Monday, October 25, 2010
Jin Temple - 晉祠 （1）
Please click on the pictures to enlarge.
This compound（Figure 0）in present day Shan Xi Province was built as a memorial hall to honor a 1050BC Zhou dynasty high official Shu Yu who was a son of Emperor, Zhou Wu Wang. (See Foot Note) He developed the irrigation system in this area some three thousand years ago. As a result, this area became the most prosperous region in ancient China. People living in this area built this temple compound to commemorate Shu Yu who laid the foundation for prosperity for generations to come. Although the written record of this memorial temple (not a Buddhist temple) can be traced back to the 5th century。 The main hall Sheng Mu Hall (Holy Mother Hall) and the bridge in front of it were rebuilt in 11th century during Song Dynasty. Other buildings were built or rebuilt in later period. Therefore, the mix of styles recalls the evolution of aesthetics in Chinese architecture.
The premises were beautifully laid out. There are cannels, springs, bridges, tall cedar trees, and the well preserved wooden halls. The waters and the trees, in particular, soften the solemn atmosphere, and make it feel approachable and humane. It is a very enjoyable place to stroll around.
The following description of the compound reverses the order of what a visitor may proceed from the entrance. We start from the main hall and work our way down to the Shui Jing Hall near the entrance.
山西太原附近的晉祠 （圖0）是紀念周武王的兒子唐叔虞的。他被封在當時稱為唐的山西，他利用晉水，大興水利，造就這地區成為富庶之鄉。人們就造了晉祠來紀念他。這祠始建年代雖然不可考， 但是5世紀的水經註已經有晉祠的描述。 現在祠園中最早的建築物是11世紀宋代造的。其他的建築有遼金和明代造的。
The Sheng Mu( Holy Mother) Hall
Since there was no clear historical record, the identity of “holy mother” that this main hall was to honor is not clear. The general consensus is that it honors the mother of Shu Yu, or wife of Emperor Zhou Wu Wang. Her name was Yi-Jiang. She was said to be one of the ten most capable people who helped her husband conquered the surrounding warlords, and established the empire.

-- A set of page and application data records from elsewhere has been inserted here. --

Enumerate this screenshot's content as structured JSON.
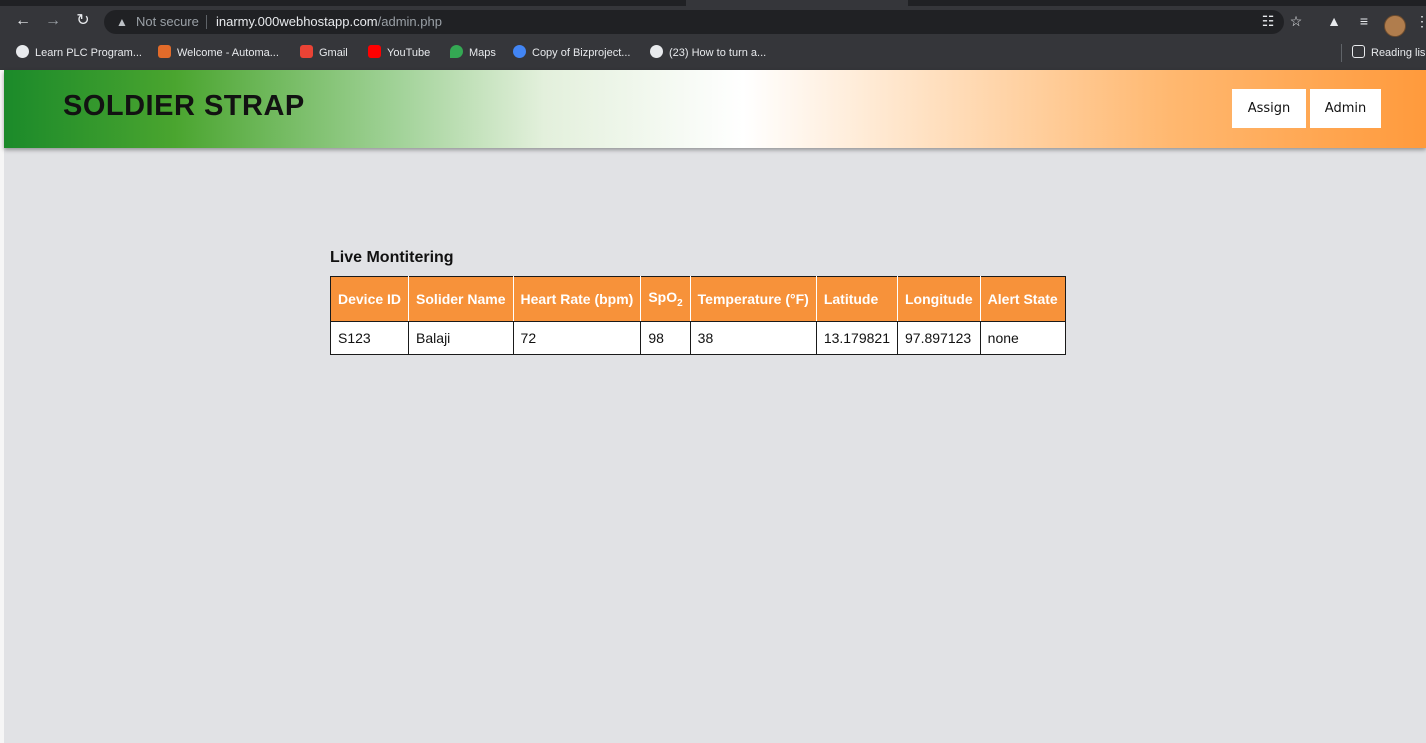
{
  "browser": {
    "not_secure": "Not secure",
    "url_host": "inarmy.000webhostapp.com",
    "url_path": "/admin.php",
    "bookmarks": [
      {
        "label": "Learn PLC Program...",
        "color": "#e8eaed"
      },
      {
        "label": "Welcome - Automa...",
        "color": "#e26b2a"
      },
      {
        "label": "Gmail",
        "color": "#ea4335"
      },
      {
        "label": "YouTube",
        "color": "#ff0000"
      },
      {
        "label": "Maps",
        "color": "#34a853"
      },
      {
        "label": "Copy of Bizproject...",
        "color": "#4285f4"
      },
      {
        "label": "(23) How to turn a...",
        "color": "#e8eaed"
      }
    ],
    "reading_list": "Reading lis"
  },
  "header": {
    "brand": "SOLDIER STRAP",
    "assign_label": "Assign",
    "admin_label": "Admin"
  },
  "main": {
    "section_title": "Live Montitering",
    "table": {
      "columns": [
        "Device ID",
        "Solider Name",
        "Heart Rate (bpm)",
        "SpO",
        "Temperature (°F)",
        "Latitude",
        "Longitude",
        "Alert State"
      ],
      "spo2_subscript": "2",
      "rows": [
        [
          "S123",
          "Balaji",
          "72",
          "98",
          "38",
          "13.179821",
          "97.897123",
          "none"
        ]
      ]
    }
  },
  "colors": {
    "accent_orange": "#f7923a",
    "flag_green": "#1b8a2a",
    "page_bg": "#e1e2e5"
  }
}
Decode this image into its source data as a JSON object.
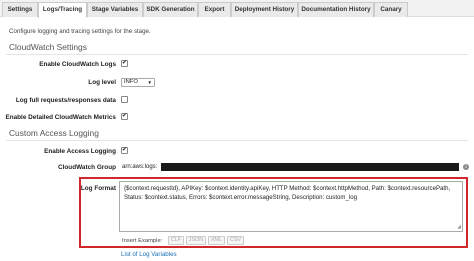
{
  "tabs": [
    {
      "label": "Settings",
      "active": false
    },
    {
      "label": "Logs/Tracing",
      "active": true
    },
    {
      "label": "Stage Variables",
      "active": false
    },
    {
      "label": "SDK Generation",
      "active": false
    },
    {
      "label": "Export",
      "active": false
    },
    {
      "label": "Deployment History",
      "active": false
    },
    {
      "label": "Documentation History",
      "active": false
    },
    {
      "label": "Canary",
      "active": false
    }
  ],
  "help_text": "Configure logging and tracing settings for the stage.",
  "cloudwatch": {
    "title": "CloudWatch Settings",
    "enable_logs": {
      "label": "Enable CloudWatch Logs",
      "checked": true
    },
    "log_level": {
      "label": "Log level",
      "value": "INFO"
    },
    "log_full": {
      "label": "Log full requests/responses data",
      "checked": false
    },
    "detailed_metrics": {
      "label": "Enable Detailed CloudWatch Metrics",
      "checked": true
    }
  },
  "access_logging": {
    "title": "Custom Access Logging",
    "enable": {
      "label": "Enable Access Logging",
      "checked": true
    },
    "group": {
      "label": "CloudWatch Group",
      "value": "arn:aws:logs:"
    },
    "format": {
      "label": "Log Format",
      "value": "{$context.requestId}, APIKey: $context.identity.apiKey, HTTP Method: $context.httpMethod, Path: $context.resourcePath, Status: $context.status, Errors: $context.error.messageString, Description: custom_log"
    },
    "insert_example": {
      "label": "Insert Example:",
      "formats": [
        "CLF",
        "JSON",
        "XML",
        "CSV"
      ]
    },
    "variables_link": "List of Log Variables"
  },
  "colors": {
    "highlight": "#d0262c",
    "link": "#1a6fb3"
  },
  "icons": {
    "checkmark": "✔",
    "info": "i"
  }
}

The present hall (Figure 1) was built in 11th century during Song Dynasty. This beautiful 62 feet high hall has royally 7 bays. The roof has double layers giving it a much more substantial look than the Tang era single layer roof as seen previously in Fo Guang Temple. A better understanding of the structural requirements reduced the size of the corbel brackets, relative to those of Tang buildings. The columns and the building have a more slender and tall look. The most remarkable feature of this building is that there is no column inside the hall, giving the interior an expansive feel. This was achieved by a complex wooden truss system that supports the heavy roof, as can be partially seen in Figure 2. The exterior columns were originally bare without these dragons. The beautifully carved dragons as seen in the pictures were added in Ming or Qing dynasty. They are not overly decorative as many of the stone carved columns of late Qing dynasty are. Aesthetically, they integrate with the rest of the structure well.
Foot Note: Zhou Wu Wang was the second emperor of Zhou Dynasty (11th Century BC to 3rd Century BC). He and his brother Zhou Gong defined the social order, and the corresponding rituals that had been followed by the succeeding Chinese dynasties for 3000 years. They are the most influential figures in the history.
因為沒有用文字記載下來， 聖母到底是誰，成了個謎。 一般說法是紀念叔虞的母親， 也就是周武王的皇后邑姜。 據說她是輔佐武王平定天下的10個主要人物之一。